■ **Information given**:
• • • • • • •
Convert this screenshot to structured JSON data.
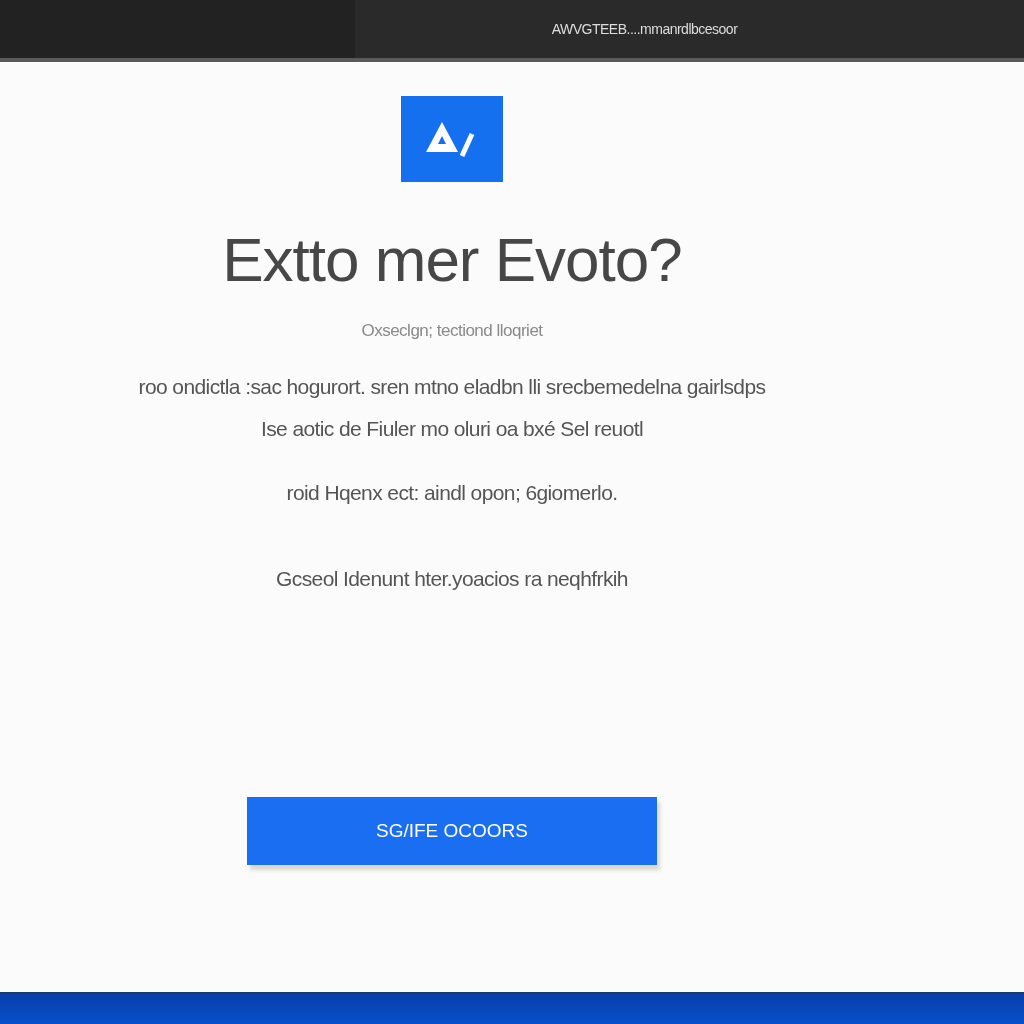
{
  "window": {
    "title": "AWVGTEEB....mmanrdlbcesoor"
  },
  "heading": "Extto mer Evoto?",
  "subtitle": "Oxseclgn; tectiond lloqriet",
  "paragraphs": [
    "roo ondictla :sac hogurort. sren mtno eladbn lli srecbemedelna gairlsdps",
    "Ise aotic de Fiuler mo oluri oa bxé Sel reuotl",
    "roid Hqenx ect: aindl ороn; 6giomerlo."
  ],
  "note": "Gcseol Idenunt hter.yoacios ra neqhfrkih",
  "button": {
    "label": "SG/IFE OCOORS"
  }
}
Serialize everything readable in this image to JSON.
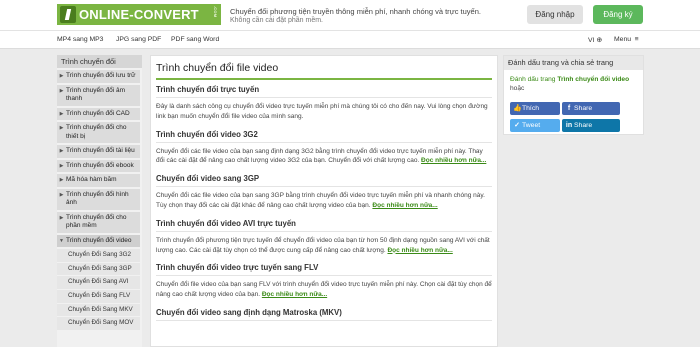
{
  "header": {
    "logo_text": "ONLINE-CONVERT",
    "logo_suffix": ".COM",
    "tagline": "Chuyển đổi phương tiện truyền thông miễn phí, nhanh chóng và trực tuyến.",
    "tagline_sub": "Không cần cài đặt phần mềm.",
    "login_label": "Đăng nhập",
    "signup_label": "Đăng ký"
  },
  "nav": {
    "links": [
      "MP4 sang MP3",
      "JPG sang PDF",
      "PDF sang Word"
    ],
    "language": "VI",
    "menu_label": "Menu"
  },
  "sidebar": {
    "title": "Trình chuyển đổi",
    "items": [
      "Trình chuyển đổi lưu trữ",
      "Trình chuyển đổi âm thanh",
      "Trình chuyển đổi CAD",
      "Trình chuyển đổi cho thiết bị",
      "Trình chuyển đổi tài liệu",
      "Trình chuyển đổi ebook",
      "Mã hóa hàm băm",
      "Trình chuyển đổi hình ảnh",
      "Trình chuyển đổi cho phần mềm",
      "Trình chuyển đổi video"
    ],
    "subitems": [
      "Chuyển Đổi Sang 3G2",
      "Chuyển Đổi Sang 3GP",
      "Chuyển Đổi Sang AVI",
      "Chuyển Đổi Sang FLV",
      "Chuyển Đổi Sang MKV",
      "Chuyển Đổi Sang MOV"
    ]
  },
  "main": {
    "title": "Trình chuyển đổi file video",
    "more_link": "Đọc nhiều hơn nữa...",
    "sections": [
      {
        "heading": "Trình chuyển đổi trực tuyến",
        "text": "Đây là danh sách công cụ chuyển đổi video trực tuyến miễn phí mà chúng tôi có cho đến nay. Vui lòng chọn đường link bạn muốn chuyển đổi file video của mình sang."
      },
      {
        "heading": "Trình chuyển đổi video 3G2",
        "text": "Chuyển đổi các file video của bạn sang định dạng 3G2 bằng trình chuyển đổi video trực tuyến miễn phí này. Thay đổi các cài đặt để nâng cao chất lượng video 3G2 của bạn. Chuyển đổi với chất lượng cao."
      },
      {
        "heading": "Chuyển đổi video sang 3GP",
        "text": "Chuyển đổi các file video của bạn sang 3GP bằng trình chuyển đổi video trực tuyến miễn phí và nhanh chóng này. Tùy chọn thay đổi các cài đặt khác để nâng cao chất lượng video của bạn."
      },
      {
        "heading": "Trình chuyển đổi video AVI trực tuyến",
        "text": "Trình chuyển đổi phương tiện trực tuyến để chuyển đổi video của bạn từ hơn 50 định dạng nguồn sang AVI với chất lượng cao. Các cài đặt tùy chọn có thể được cung cấp để nâng cao chất lượng."
      },
      {
        "heading": "Trình chuyển đổi video trực tuyến sang FLV",
        "text": "Chuyển đổi file video của bạn sang FLV với trình chuyển đổi video trực tuyến miễn phí này. Chọn cài đặt tùy chọn để nâng cao chất lượng video của bạn."
      },
      {
        "heading": "Chuyển đổi video sang định dạng Matroska (MKV)",
        "text": ""
      }
    ]
  },
  "bookmark": {
    "title": "Đánh dấu trang và chia sẻ trang",
    "text_prefix": "Đánh dấu trang",
    "text_link": "Trình chuyển đổi video",
    "text_suffix": "hoặc",
    "share": {
      "facebook_like": "Thích",
      "facebook_share": "Share",
      "tweet": "Tweet",
      "linkedin_share": "Share"
    }
  },
  "colors": {
    "brand_green": "#7bb542",
    "signup_green": "#5cb85c",
    "link_green": "#3a8a16",
    "facebook": "#4267b2",
    "twitter": "#55acee",
    "linkedin": "#0e76a8"
  }
}
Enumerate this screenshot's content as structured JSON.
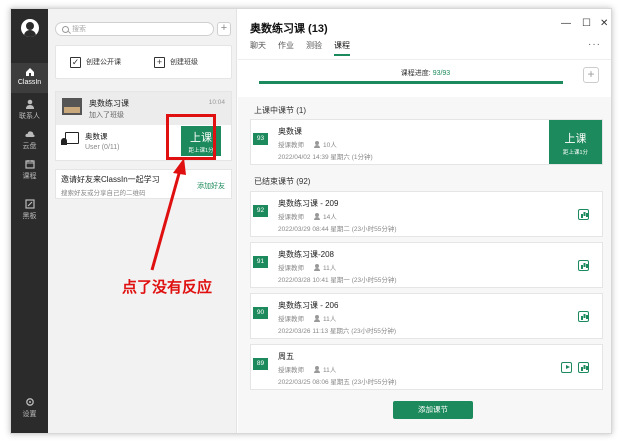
{
  "nav": {
    "items": [
      {
        "label": "ClassIn",
        "icon": "home-icon"
      },
      {
        "label": "联系人",
        "icon": "contacts-icon"
      },
      {
        "label": "云盘",
        "icon": "cloud-icon"
      },
      {
        "label": "课程",
        "icon": "course-icon"
      },
      {
        "label": "黑板",
        "icon": "blackboard-icon"
      }
    ],
    "settings": "设置"
  },
  "search": {
    "placeholder": "搜索"
  },
  "quick": {
    "open_class": "创建公开课",
    "create_class": "创建班级"
  },
  "class_card": {
    "title": "奥数练习课",
    "subtitle": "加入了班级",
    "time": "10:04",
    "lesson_title": "奥数课",
    "lesson_sub": "User (0/11)",
    "up_label": "上课",
    "up_sub": "距上课1分"
  },
  "invite": {
    "title": "邀请好友来ClassIn一起学习",
    "subtitle": "搜索好友或分享自己的二维码",
    "link": "添加好友"
  },
  "annotation": "点了没有反应",
  "right": {
    "title": "奥数练习课 (13)",
    "tabs": [
      "聊天",
      "作业",
      "测验",
      "课程"
    ],
    "progress_label": "课程进度:",
    "progress_value": "93/93",
    "progress": 1.0,
    "upcoming_label": "上课中课节 (1)",
    "ended_label": "已结束课节 (92)",
    "add_lesson": "添加课节"
  },
  "upcoming": {
    "badge": "93",
    "title": "奥数课",
    "teacher": "授课教师",
    "count": "10人",
    "date": "2022/04/02 14:39 星期六 (1分钟)",
    "up_label": "上课",
    "up_sub": "距上课1分"
  },
  "ended": [
    {
      "badge": "92",
      "title": "奥数练习课 - 209",
      "teacher": "授课教师",
      "count": "14人",
      "date": "2022/03/29 08:44 星期二 (23小时55分钟)"
    },
    {
      "badge": "91",
      "title": "奥数练习课-208",
      "teacher": "授课教师",
      "count": "11人",
      "date": "2022/03/28 10:41 星期一 (23小时55分钟)"
    },
    {
      "badge": "90",
      "title": "奥数练习课 - 206",
      "teacher": "授课教师",
      "count": "11人",
      "date": "2022/03/26 11:13 星期六 (23小时55分钟)"
    },
    {
      "badge": "89",
      "title": "周五",
      "teacher": "授课教师",
      "count": "11人",
      "date": "2022/03/25 08:06 星期五 (23小时55分钟)"
    }
  ],
  "colors": {
    "accent": "#1c8a5c",
    "annotation": "#e01010",
    "nav_bg": "#2b2b2b"
  }
}
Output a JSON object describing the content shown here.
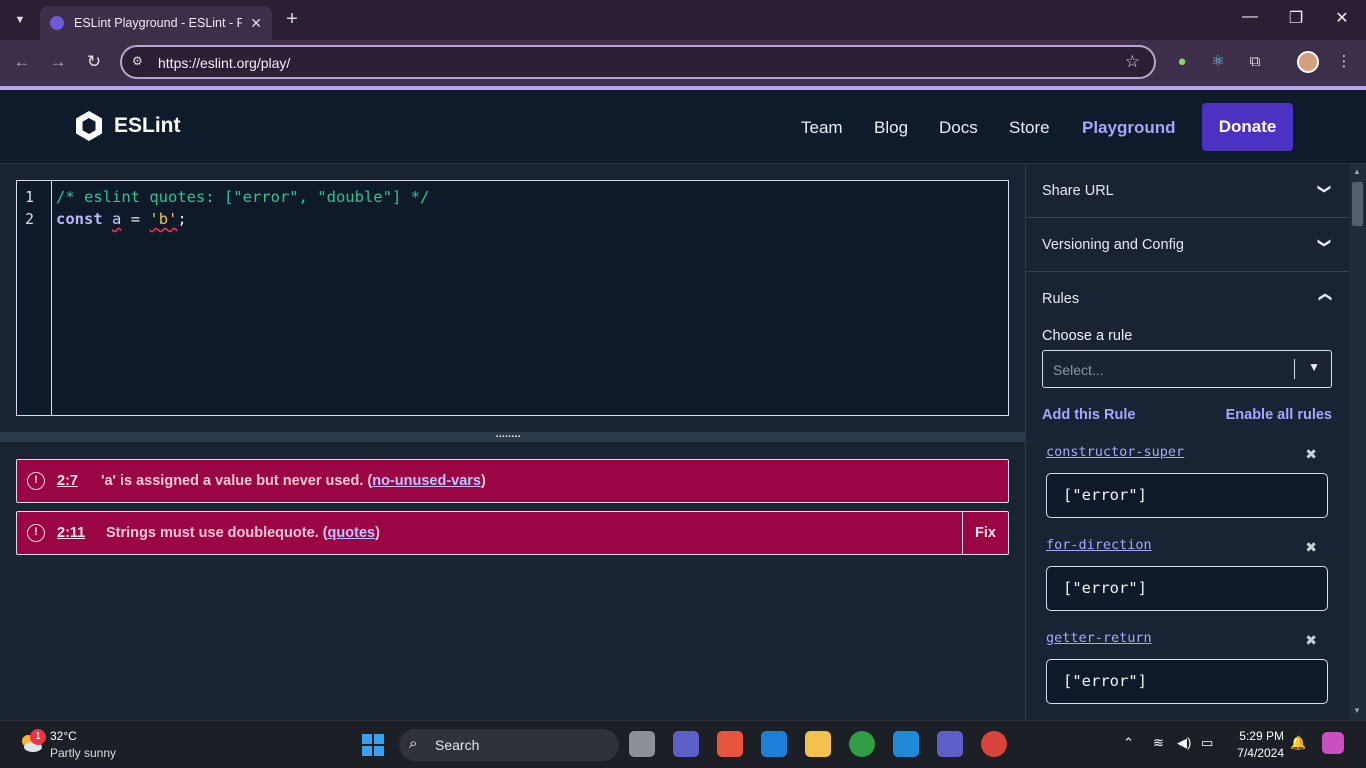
{
  "browser": {
    "tab_title": "ESLint Playground - ESLint - Plu",
    "url": "https://eslint.org/play/"
  },
  "site": {
    "brand": "ESLint",
    "nav": [
      "Team",
      "Blog",
      "Docs",
      "Store",
      "Playground"
    ],
    "donate_label": "Donate"
  },
  "editor": {
    "line_numbers": [
      "1",
      "2"
    ],
    "line1": "/* eslint quotes: [\"error\", \"double\"] */",
    "line2_kw": "const",
    "line2_var": "a",
    "line2_eq": " = ",
    "line2_str": "'b'",
    "line2_end": ";"
  },
  "messages": [
    {
      "loc": "2:7",
      "text": "'a' is assigned a value but never used.",
      "rule": "no-unused-vars"
    },
    {
      "loc": "2:11",
      "text": "Strings must use doublequote.",
      "rule": "quotes",
      "fix": "Fix"
    }
  ],
  "sidebar": {
    "sections": [
      "Share URL",
      "Versioning and Config",
      "Rules"
    ],
    "choose_label": "Choose a rule",
    "select_placeholder": "Select...",
    "add_rule": "Add this Rule",
    "enable_all": "Enable all rules",
    "rules": [
      {
        "name": "constructor-super",
        "value": "[\"error\"]"
      },
      {
        "name": "for-direction",
        "value": "[\"error\"]"
      },
      {
        "name": "getter-return",
        "value": "[\"error\"]"
      }
    ]
  },
  "taskbar": {
    "weather_badge": "1",
    "temperature": "32°C",
    "weather": "Partly sunny",
    "search_label": "Search",
    "time": "5:29 PM",
    "date": "7/4/2024"
  },
  "colors": {
    "accent": "#4b32c3",
    "link": "#a8a5ff",
    "error_bg": "#9a0643"
  }
}
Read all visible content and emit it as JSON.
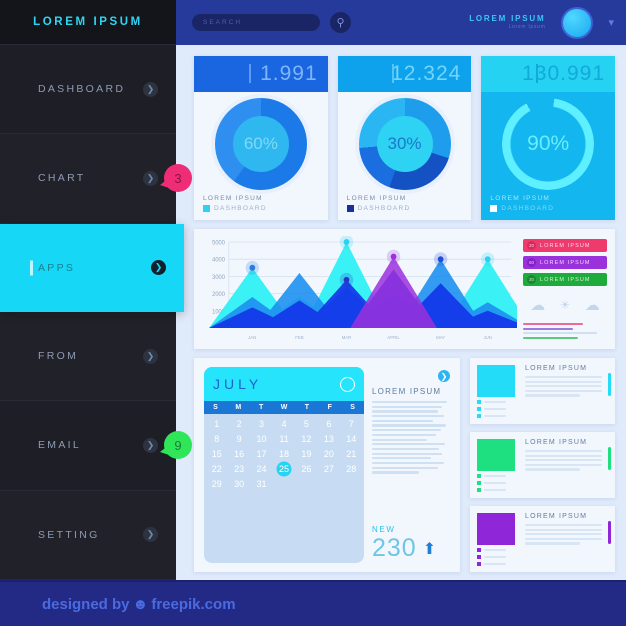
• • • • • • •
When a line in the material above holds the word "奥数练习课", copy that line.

    "title": "奥数练习课",
    "title": "奥数练习课 (13)",
      "title": "奥数练习课 - 209",
      "title": "奥数练习课-208",
      "title": "奥数练习课 - 206",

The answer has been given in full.